Project description:Two bolaamphiphilic compounds with identical acetylcholine (ACh) head groups, but with different lengths of an alkyl chain pendant adjacent to the head group, as well as differences between their hydrophobic skeleton, were investigated for their ability to self-assemble into vesicles that release their encapsulated content upon hydrolysis of their head groups by acetylcholinesterase (AChE). One of these bolaamphiphiles, synthesized from vernolic acid, has an alkyl chain pendant of five methylene groups, while the other, synthesized from oleic acid, has an alkyl chain pendant of eight methylene groups. Both bolaamphiphiles formed stable spherical vesicles with a diameter of about 130 nm. The ACh head groups of both bolaamphiphiles were hydrolyzed by AChE, but the hydrolysis rate was significantly faster for the bolaamphiphile with the shorter aliphatic chain pendant. Likewise, upon exposure to AChE, vesicles made from the bolaamphiphile with the shorter alkyl chain pendant released their encapsulated content faster than vesicles made from the bolaamphiphile with the longer alkyl chain pendant. Our results suggest that the steric environment around the ACh head group of bolaamphiphiles is a major factor affecting the hydrolysis rate of the head groups by AChE. Attaching an alkyl chain to the bolaamphiphile near the ACh head group allows self-assembled vesicles to form with a controlled release rate of the encapsulated materials, whereas shorter alkyl chains enable a faster head group hydrolysis, and consequently faster release, than longer alkyl chains.
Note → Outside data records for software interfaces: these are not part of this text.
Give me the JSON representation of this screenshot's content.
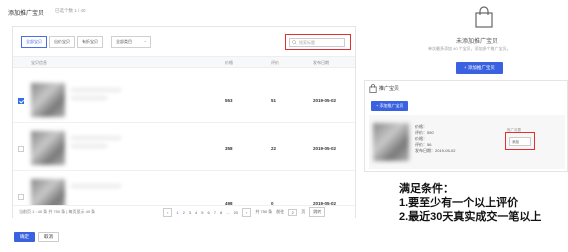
{
  "left_panel": {
    "title": "添加推广宝贝",
    "count": "已选个数 1 / 40",
    "filters": [
      "全部宝贝",
      "出价宝贝",
      "有折宝贝"
    ],
    "category_select": "全部类目",
    "search_placeholder": "搜索标题",
    "columns": {
      "title": "宝贝信息",
      "price": "价格",
      "reviews": "评价",
      "date": "发布日期"
    },
    "rows": [
      {
        "price": "553",
        "reviews": "51",
        "date": "2019-05-02",
        "checked": true
      },
      {
        "price": "358",
        "reviews": "22",
        "date": "2019-05-02",
        "checked": false
      },
      {
        "price": "498",
        "reviews": "0",
        "date": "2019-05-02",
        "checked": false
      }
    ],
    "footer": {
      "summary": "当前页 1 : 40 条  共 750 条  |  每页显示 40 条",
      "prev": "‹",
      "pages": [
        "1",
        "2",
        "3",
        "4",
        "5",
        "6",
        "7",
        "8",
        "...",
        "20"
      ],
      "next": "›",
      "total": "共 750 条",
      "goto_label": "前往",
      "goto_value": "2",
      "goto_suffix": "页",
      "jump": "跳转"
    },
    "confirm": "确定",
    "cancel": "取消"
  },
  "empty_state": {
    "title": "未添加推广宝贝",
    "subtitle": "单次最多添加 40 个宝贝，添加多个推广宝贝。",
    "add_button": "+ 添加推广宝贝"
  },
  "right_card": {
    "title": "推广宝贝",
    "add_button": "+ 添加推广宝贝",
    "item": {
      "lines": [
        "价格：",
        "评价：550",
        "价格：",
        "评价：56",
        "发布日期：2019-05-02"
      ],
      "side_label": "推广设置",
      "input_value": "添加"
    }
  },
  "annotation": {
    "lines": [
      "满足条件：",
      "1.要至少有一个以上评价",
      "2.最近30天真实成交一笔以上"
    ]
  },
  "colors": {
    "accent": "#3a62e0",
    "highlight": "#e03030"
  }
}
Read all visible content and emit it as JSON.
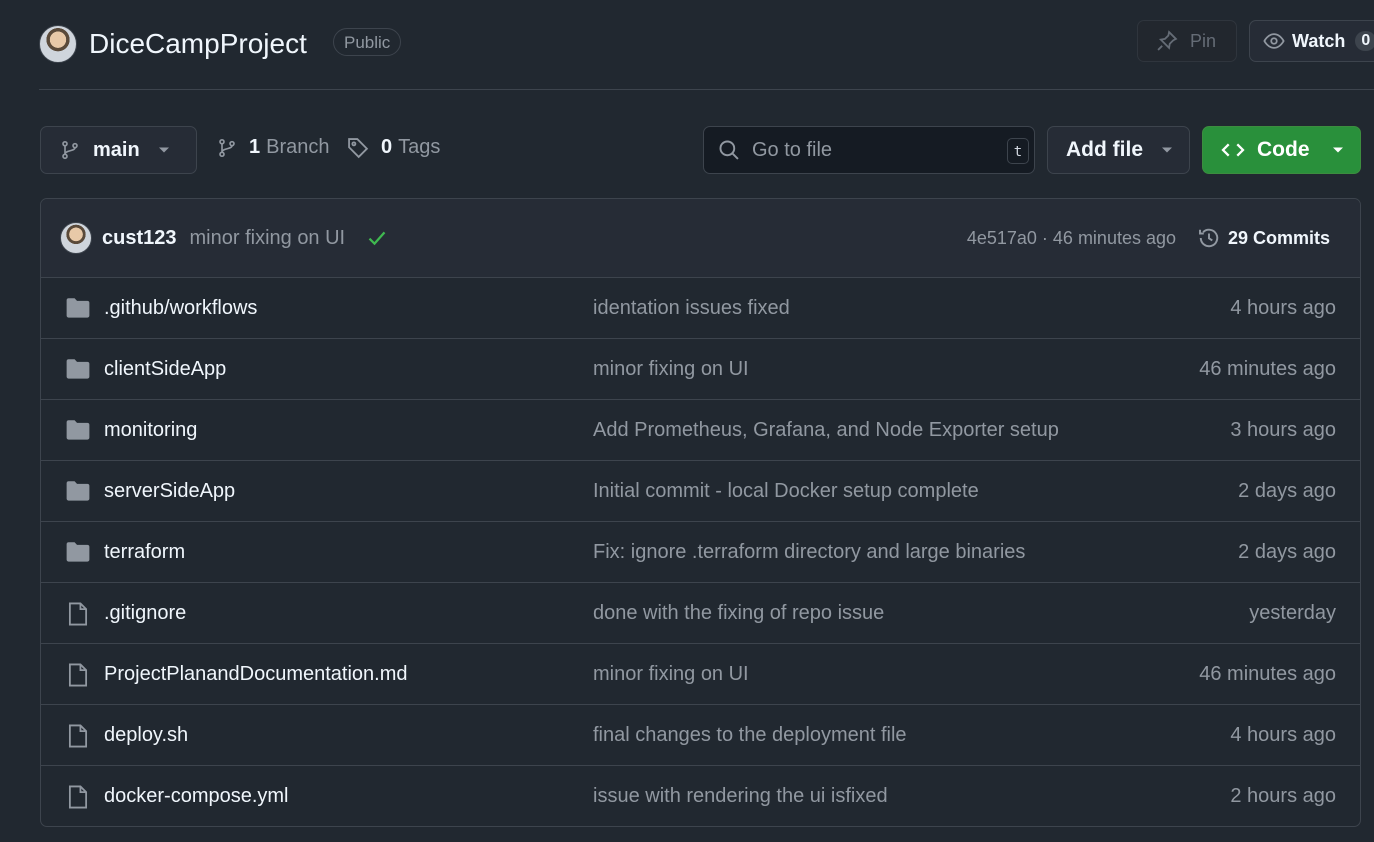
{
  "repo": {
    "name": "DiceCampProject",
    "visibility": "Public",
    "pin_label": "Pin",
    "watch_label": "Watch",
    "watch_count": "0"
  },
  "toolbar": {
    "branch_name": "main",
    "branches_count": "1",
    "branches_label": "Branch",
    "tags_count": "0",
    "tags_label": "Tags",
    "search_placeholder": "Go to file",
    "search_shortcut": "t",
    "add_file_label": "Add file",
    "code_label": "Code"
  },
  "latest_commit": {
    "author": "cust123",
    "message": "minor fixing on UI",
    "hash_time": "4e517a0 · 46 minutes ago",
    "commits_label": "29 Commits"
  },
  "files": [
    {
      "type": "folder",
      "name": ".github/workflows",
      "commit": "identation issues fixed",
      "time": "4 hours ago"
    },
    {
      "type": "folder",
      "name": "clientSideApp",
      "commit": "minor fixing on UI",
      "time": "46 minutes ago"
    },
    {
      "type": "folder",
      "name": "monitoring",
      "commit": "Add Prometheus, Grafana, and Node Exporter setup",
      "time": "3 hours ago"
    },
    {
      "type": "folder",
      "name": "serverSideApp",
      "commit": "Initial commit - local Docker setup complete",
      "time": "2 days ago"
    },
    {
      "type": "folder",
      "name": "terraform",
      "commit": "Fix: ignore .terraform directory and large binaries",
      "time": "2 days ago"
    },
    {
      "type": "file",
      "name": ".gitignore",
      "commit": "done with the fixing of repo issue",
      "time": "yesterday"
    },
    {
      "type": "file",
      "name": "ProjectPlanandDocumentation.md",
      "commit": "minor fixing on UI",
      "time": "46 minutes ago"
    },
    {
      "type": "file",
      "name": "deploy.sh",
      "commit": "final changes to the deployment file",
      "time": "4 hours ago"
    },
    {
      "type": "file",
      "name": "docker-compose.yml",
      "commit": "issue with rendering the ui isfixed",
      "time": "2 hours ago"
    }
  ],
  "colors": {
    "background": "#212830",
    "border": "#3d444d",
    "code_button": "#29903b",
    "check": "#3fb950",
    "folder_icon": "#9198a1"
  }
}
This principle may be implemented in the design of bolaamphiphiles for the formation of vesicles for drug delivery with desired controlled release rates.
Project description:The immortal and totipotent properties of the germ line depend on determinants within the germ plasm. A common characteristic of germ plasm across phyla is the presence of germ granules, including P granules in Caenorhabditis elegans, which are typically associated with the nuclear periphery. In C. elegans, nuclear pore complex (NPC)-like FG repeat domains are found in the VASA-related P-granule proteins GLH-1, GLH-2, and GLH-4 and other P-granule components. We demonstrate that P granules, like NPCs, are held together by weak hydrophobic interactions and establish a size-exclusion barrier. Our analysis of intestine-expressed proteins revealed that GLH-1 and its FG domain are not sufficient to form granules, but require factors like PGL-1 to nucleate the localized concentration of GLH proteins. GLH-1 is necessary but not sufficient for the perinuclear location of granules in the intestine. Our results suggest that P granules extend the NPC environment in the germ line and provide insights into the roles of the PGL and GLH family proteins.